Juliana Hatfield Might Be In Love: Carl Jung

By the time Juliana Hatfield had reached her mid-20s, she’d become the poster girl for ’90s indie rock. She was looked upon as the thinking person’s alternative to the riot-grrrl phenomenon, and the future seemed rosy. Hatfield had formed revered combo the Blake Babies, launched a red-hot solo career, played bass on the breakthrough Lemonheads album and gained national attention when she told Interview magazine she was still a virgin and wasn’t too worried about it. The backlash from those without much of an attention span was inevitable. In the ensuing years, Hatfield has honed her art and produced a wealth of stirring, self-confident albums. Peace & Love, out next week on her Ye Olde label, is an utterly sincere revelation that proves well worth the wait. Hatfield will be guest editing all week. Read our exclusive excerpt from her 2008 memoir and our brand new Q&A with her.
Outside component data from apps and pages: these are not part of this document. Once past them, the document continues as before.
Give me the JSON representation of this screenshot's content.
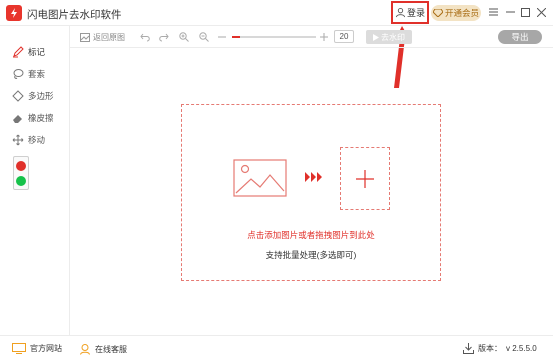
{
  "app": {
    "title": "闪电图片去水印软件"
  },
  "titlebar": {
    "login_label": "登录",
    "vip_label": "开通会员"
  },
  "sidebar": {
    "tools": [
      {
        "label": "标记"
      },
      {
        "label": "套索"
      },
      {
        "label": "多边形"
      },
      {
        "label": "橡皮擦"
      },
      {
        "label": "移动"
      }
    ],
    "colors": [
      "#e0302a",
      "#16c24a"
    ]
  },
  "toolbar": {
    "back_label": "返回原图",
    "zoom_value": "20",
    "zoom_level": 0.1,
    "remove_label": "去水印",
    "export_label": "导出"
  },
  "dropzone": {
    "hint_primary": "点击添加图片或者拖拽图片到此处",
    "hint_secondary": "支持批量处理(多选即可)"
  },
  "footer": {
    "website_label": "官方网站",
    "support_label": "在线客服",
    "version_label": "版本：",
    "version_value": "v 2.5.5.0"
  },
  "colors": {
    "accent": "#e0302a",
    "vip_bg": "#f3e3c4",
    "vip_text": "#a86c14"
  }
}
Hatfield: Carl Jung and Sigmund Freud were contemporaries. Freud is arguably the more famous and influential, but I always thought Jung made a lot more sense. Freud sexualizes everything—places way too much emphasis on the libido as a motivating force—and that, to me, is limiting and annoying. But Jung’s idea of the unconscious—of our true, deep Selves—went way deeper than sex. Spirituality, dreams, art and history were just as important to who we are as biology. Jung wasn’t just another egghead clinician. He constantly put his own theories and techniques (dream analysis, active imagination, drawing/painting/writing, etc.) into practice in his own life. He practiced what he preached. In Jungian analysis, I learned to pay close attention to my nighttime dreams, because, as Jung said, dreams are giving us important coded information about things we might be confused about in waking life. Jung also reinforced my instinctive belief that exploring my emotional problems through creativity/art is an extremely worthwhile pursuit not just for me but for anyone struggling with identity problems. Or any problems, really. Jung came up with the concepts of the archetype, the collective unconscious, the complex, synchronicity and lots more. It all makes so much sense to me. I have become a happier person over the years—more at peace and at home with myself, thanks to Jung’s writings.